=== Records for this task ===

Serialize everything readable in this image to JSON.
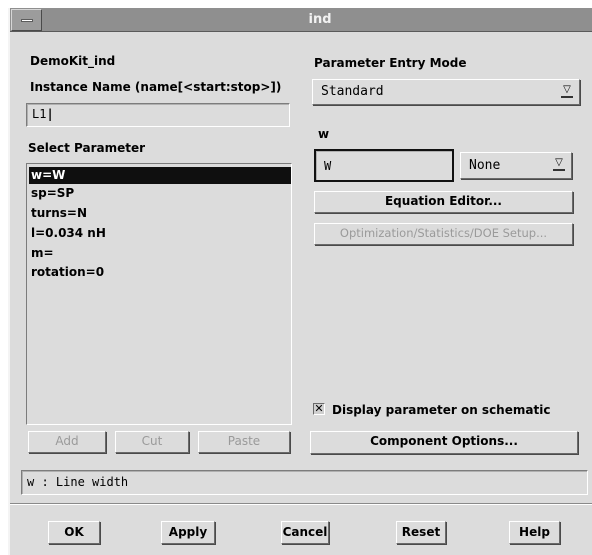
{
  "window": {
    "title": "ind"
  },
  "left": {
    "component_name": "DemoKit_ind",
    "instance_label": "Instance Name  (name[<start:stop>])",
    "instance_value": "L1",
    "select_label": "Select Parameter",
    "parameters": [
      "w=W",
      "sp=SP",
      "turns=N",
      "l=0.034 nH",
      "m=",
      "rotation=0"
    ],
    "selected_index": 0,
    "add_label": "Add",
    "cut_label": "Cut",
    "paste_label": "Paste"
  },
  "right": {
    "entry_mode_label": "Parameter Entry Mode",
    "entry_mode_value": "Standard",
    "param_name": "w",
    "param_value": "W",
    "unit_value": "None",
    "equation_editor_label": "Equation Editor...",
    "optimization_label": "Optimization/Statistics/DOE Setup...",
    "display_checkbox_label": "Display parameter on schematic",
    "display_checked": true,
    "component_options_label": "Component Options..."
  },
  "status": {
    "text": "w : Line width"
  },
  "buttons": {
    "ok": "OK",
    "apply": "Apply",
    "cancel": "Cancel",
    "reset": "Reset",
    "help": "Help"
  },
  "icons": {
    "system_menu": "window-menu-icon",
    "dropdown": "dropdown-arrow-icon",
    "checkbox": "checkbox-x-icon"
  }
}
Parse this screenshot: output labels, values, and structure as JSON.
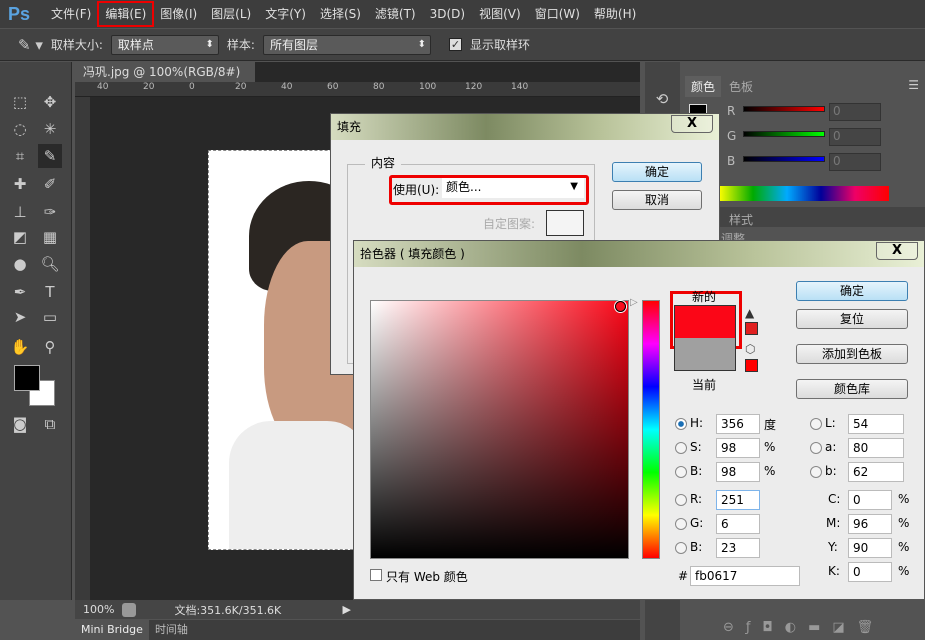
{
  "app": {
    "logo": "Ps"
  },
  "menu": [
    "文件(F)",
    "编辑(E)",
    "图像(I)",
    "图层(L)",
    "文字(Y)",
    "选择(S)",
    "滤镜(T)",
    "3D(D)",
    "视图(V)",
    "窗口(W)",
    "帮助(H)"
  ],
  "highlighted_menu": "编辑(E)",
  "options": {
    "sample_size_label": "取样大小:",
    "sample_size_value": "取样点",
    "sample_label": "样本:",
    "sample_value": "所有图层",
    "show_ring_label": "显示取样环",
    "show_ring_checked": true
  },
  "document": {
    "tab_title": "冯巩.jpg @ 100%(RGB/8#)",
    "close": "×",
    "ruler": [
      "40",
      "20",
      "0",
      "20",
      "40",
      "60",
      "80",
      "100",
      "120",
      "140"
    ]
  },
  "status": {
    "zoom": "100%",
    "doc_size": "文档:351.6K/351.6K"
  },
  "bottom_tabs": [
    "Mini Bridge",
    "时间轴"
  ],
  "color_panel": {
    "tabs": [
      "颜色",
      "色板"
    ],
    "channels": [
      {
        "label": "R",
        "value": "0",
        "color": "#ff0000"
      },
      {
        "label": "G",
        "value": "0",
        "color": "#00ff00"
      },
      {
        "label": "B",
        "value": "0",
        "color": "#0000ff"
      }
    ],
    "styles_tab": "样式",
    "adjust_label": "调整"
  },
  "fill_dialog": {
    "title": "填充",
    "close": "X",
    "group_label": "内容",
    "use_label": "使用(U):",
    "use_value": "颜色...",
    "pattern_label": "自定图案:",
    "ok": "确定",
    "cancel": "取消"
  },
  "picker": {
    "title": "拾色器 ( 填充颜色 )",
    "close": "X",
    "new_label": "新的",
    "current_label": "当前",
    "new_color": "#fb0617",
    "current_color": "#a0a0a0",
    "buttons": {
      "ok": "确定",
      "reset": "复位",
      "add_swatch": "添加到色板",
      "libraries": "颜色库"
    },
    "fields": {
      "H": "356",
      "S": "98",
      "Bv": "98",
      "R": "251",
      "G": "6",
      "B": "23",
      "L": "54",
      "a": "80",
      "b": "62",
      "C": "0",
      "M": "96",
      "Y": "90",
      "K": "0"
    },
    "units": {
      "deg": "度",
      "pct": "%"
    },
    "labels": {
      "H": "H:",
      "S": "S:",
      "Bv": "B:",
      "R": "R:",
      "G": "G:",
      "B": "B:",
      "L": "L:",
      "a": "a:",
      "b": "b:",
      "C": "C:",
      "M": "M:",
      "Y": "Y:",
      "K": "K:",
      "hash": "#"
    },
    "hex": "fb0617",
    "web_only_label": "只有 Web 颜色",
    "selected_mode": "H"
  },
  "colors": {
    "accent_red": "#e00000",
    "foreground": "#000000",
    "background": "#ffffff"
  }
}
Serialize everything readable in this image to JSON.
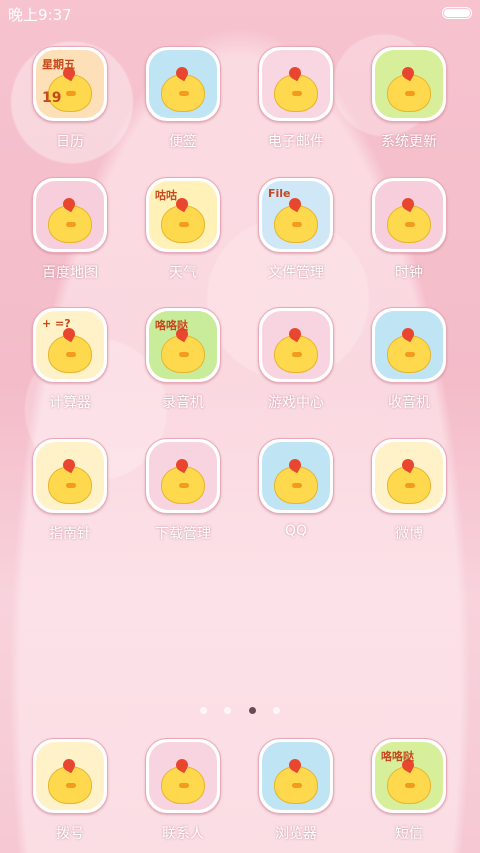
{
  "status_bar": {
    "time": "晚上9:37"
  },
  "apps": [
    {
      "label": "日历",
      "icon": "calendar-icon",
      "tile_text": "星期五",
      "date_text": "19",
      "bg": "#fde0b8"
    },
    {
      "label": "便签",
      "icon": "notes-icon",
      "bg": "#bfe4f4"
    },
    {
      "label": "电子邮件",
      "icon": "email-icon",
      "bg": "#f8d6e2"
    },
    {
      "label": "系统更新",
      "icon": "system-update-icon",
      "bg": "#d7ef9a"
    },
    {
      "label": "百度地图",
      "icon": "baidu-map-icon",
      "bg": "#f7cfdc"
    },
    {
      "label": "天气",
      "icon": "weather-icon",
      "tile_text": "咕咕",
      "bg": "#fff1b8"
    },
    {
      "label": "文件管理",
      "icon": "file-manager-icon",
      "tile_text": "File",
      "bg": "#cfe7f7"
    },
    {
      "label": "时钟",
      "icon": "clock-icon",
      "bg": "#f7cfdc"
    },
    {
      "label": "计算器",
      "icon": "calculator-icon",
      "tile_text": "+ =?",
      "bg": "#fff1c8"
    },
    {
      "label": "录音机",
      "icon": "recorder-icon",
      "tile_text": "咯咯哒",
      "bg": "#c9ec9a"
    },
    {
      "label": "游戏中心",
      "icon": "game-center-icon",
      "bg": "#f8d4e0"
    },
    {
      "label": "收音机",
      "icon": "radio-icon",
      "bg": "#bfe4f4"
    },
    {
      "label": "指南针",
      "icon": "compass-icon",
      "bg": "#fff1c8"
    },
    {
      "label": "下载管理",
      "icon": "download-manager-icon",
      "bg": "#f8d4e0"
    },
    {
      "label": "QQ",
      "icon": "qq-icon",
      "bg": "#bfe4f4"
    },
    {
      "label": "微博",
      "icon": "weibo-icon",
      "bg": "#fff1c8"
    }
  ],
  "page_indicator": {
    "count": 4,
    "active": 2
  },
  "dock": [
    {
      "label": "拨号",
      "icon": "dialer-icon",
      "bg": "#fff1c8"
    },
    {
      "label": "联系人",
      "icon": "contacts-icon",
      "bg": "#f8d4e0"
    },
    {
      "label": "浏览器",
      "icon": "browser-icon",
      "bg": "#bfe4f4"
    },
    {
      "label": "短信",
      "icon": "sms-icon",
      "tile_text": "咯咯哒",
      "bg": "#d7ef9a"
    }
  ]
}
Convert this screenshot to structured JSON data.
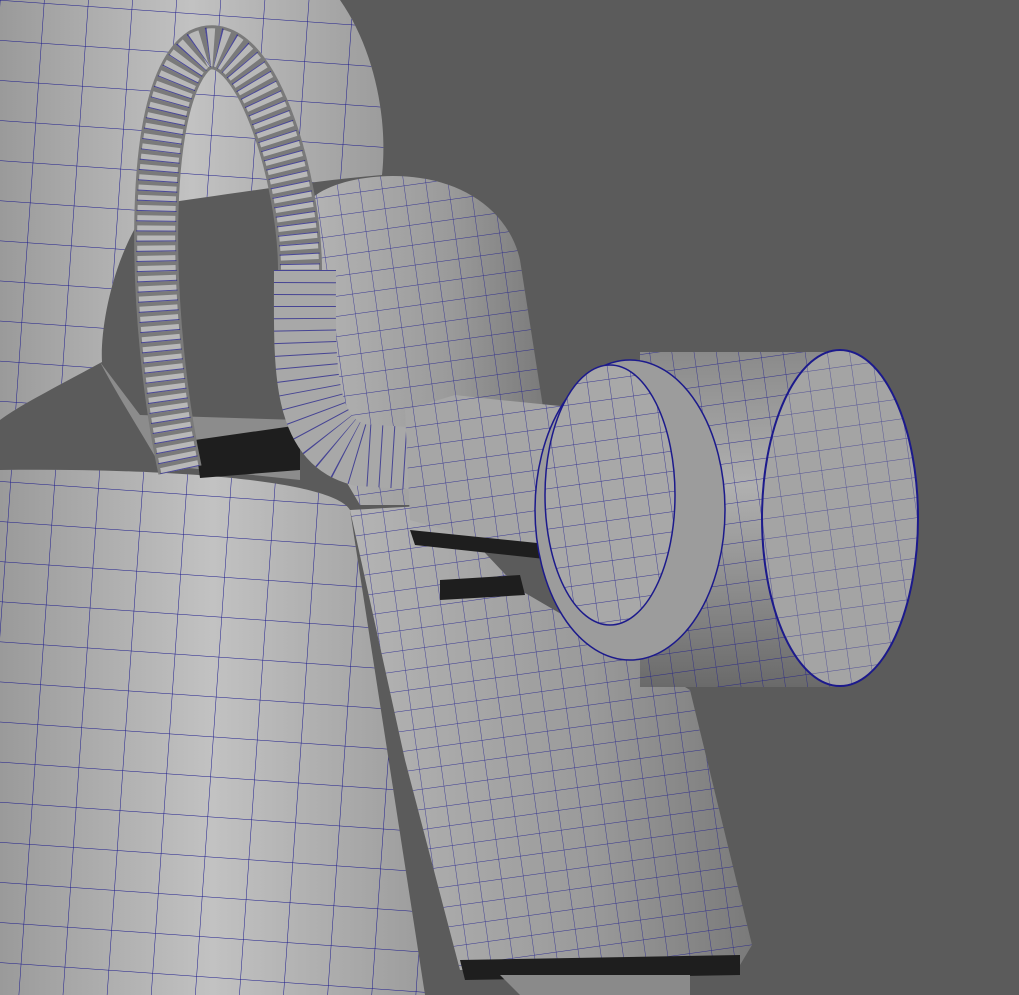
{
  "viewport": {
    "background_color": "#5b5b5b",
    "model_color_light": "#c4c4c4",
    "model_color_mid": "#9e9e9e",
    "model_color_dark": "#5e5e5e",
    "wireframe_color": "#1c1a8c",
    "shadow_color": "#1e1e1e"
  }
}
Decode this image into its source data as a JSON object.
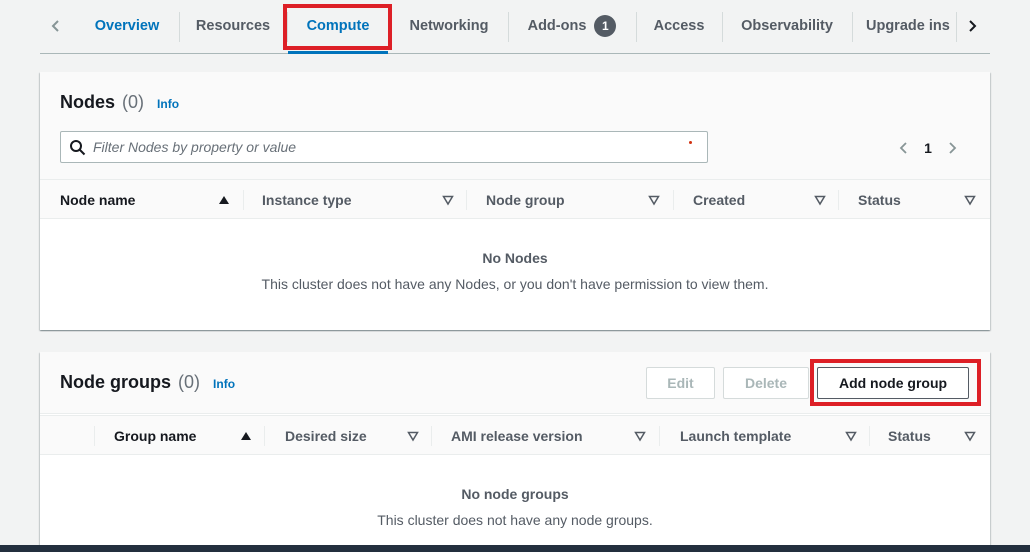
{
  "tabs": {
    "items": [
      {
        "label": "Overview"
      },
      {
        "label": "Resources"
      },
      {
        "label": "Compute"
      },
      {
        "label": "Networking"
      },
      {
        "label": "Add-ons",
        "badge": "1"
      },
      {
        "label": "Access"
      },
      {
        "label": "Observability"
      },
      {
        "label": "Upgrade ins"
      }
    ],
    "active": "Compute"
  },
  "nodes": {
    "title": "Nodes",
    "count": "(0)",
    "info": "Info",
    "filter_placeholder": "Filter Nodes by property or value",
    "page": "1",
    "columns": [
      "Node name",
      "Instance type",
      "Node group",
      "Created",
      "Status"
    ],
    "empty_title": "No Nodes",
    "empty_desc": "This cluster does not have any Nodes, or you don't have permission to view them."
  },
  "node_groups": {
    "title": "Node groups",
    "count": "(0)",
    "info": "Info",
    "edit_label": "Edit",
    "delete_label": "Delete",
    "add_label": "Add node group",
    "columns": [
      "Group name",
      "Desired size",
      "AMI release version",
      "Launch template",
      "Status"
    ],
    "empty_title": "No node groups",
    "empty_desc": "This cluster does not have any node groups."
  },
  "colors": {
    "accent": "#0073bb",
    "highlight": "#dd1f26",
    "text": "#16191f",
    "muted": "#545b64"
  }
}
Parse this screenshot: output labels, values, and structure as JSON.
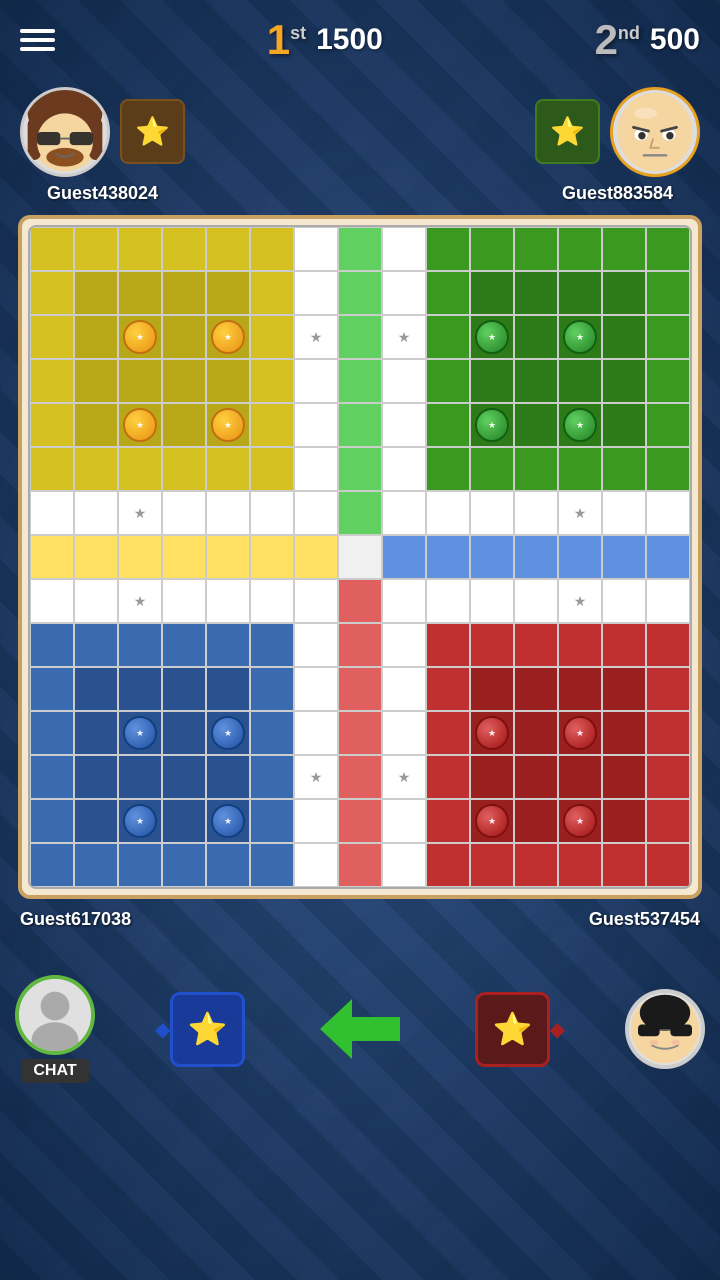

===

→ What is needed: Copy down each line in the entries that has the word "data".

→ Response area:
Convert this screenshot to structured JSON data.
Decode this image into its source data as a JSON object.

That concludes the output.